■ **WORK REQUIRED**: Print each entry precisely; exclude the pictures.

-- Opening Marker --

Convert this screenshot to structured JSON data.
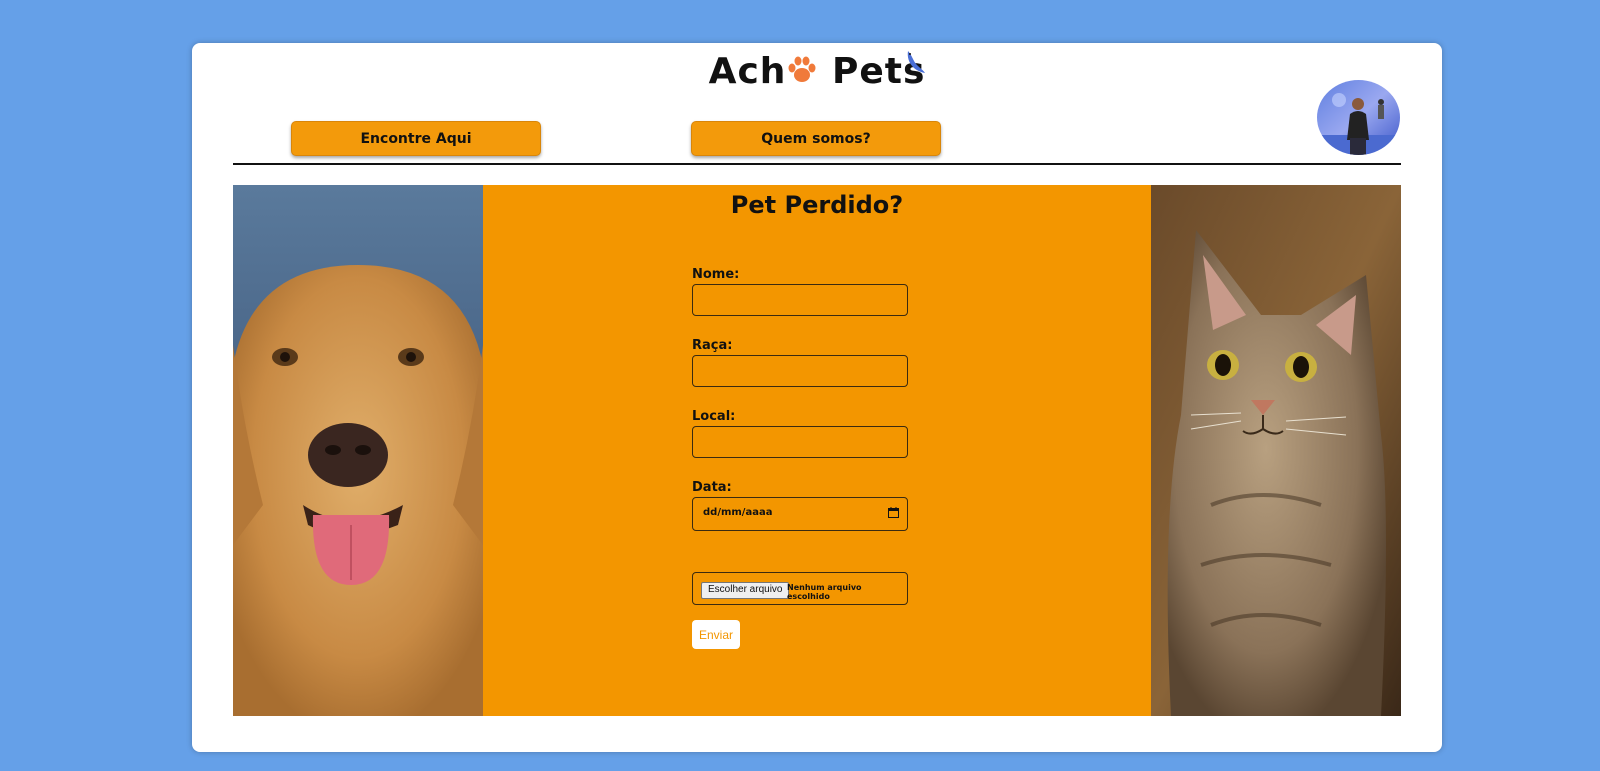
{
  "header": {
    "logo_text_left": "Ach",
    "logo_text_right": "Pets",
    "logo_paw_icon": "paw-icon",
    "logo_bird_icon": "bird-icon"
  },
  "nav": {
    "items": [
      {
        "label": "Encontre Aqui"
      },
      {
        "label": "Quem somos?"
      }
    ]
  },
  "form": {
    "title": "Pet Perdido?",
    "fields": [
      {
        "label": "Nome:",
        "value": ""
      },
      {
        "label": "Raça:",
        "value": ""
      },
      {
        "label": "Local:",
        "value": ""
      },
      {
        "label": "Data:",
        "placeholder": "dd/mm/aaaa"
      }
    ],
    "file": {
      "button_label": "Escolher arquivo",
      "status": "Nenhum arquivo escolhido"
    },
    "submit_label": "Enviar"
  },
  "colors": {
    "page_bg": "#65a0e8",
    "accent": "#f39600",
    "card_bg": "#ffffff"
  }
}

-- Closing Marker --

■ **RESPONSE FOR THIS EXERCISE**:
Convert this screenshot to structured JSON data.
{
  "header": {
    "logo_text_left": "Ach",
    "logo_text_right": "Pets",
    "logo_paw_icon": "paw-icon",
    "logo_bird_icon": "bird-icon"
  },
  "nav": {
    "items": [
      {
        "label": "Encontre Aqui"
      },
      {
        "label": "Quem somos?"
      }
    ]
  },
  "form": {
    "title": "Pet Perdido?",
    "fields": [
      {
        "label": "Nome:",
        "value": ""
      },
      {
        "label": "Raça:",
        "value": ""
      },
      {
        "label": "Local:",
        "value": ""
      },
      {
        "label": "Data:",
        "placeholder": "dd/mm/aaaa"
      }
    ],
    "file": {
      "button_label": "Escolher arquivo",
      "status": "Nenhum arquivo escolhido"
    },
    "submit_label": "Enviar"
  },
  "colors": {
    "page_bg": "#65a0e8",
    "accent": "#f39600",
    "card_bg": "#ffffff"
  }
}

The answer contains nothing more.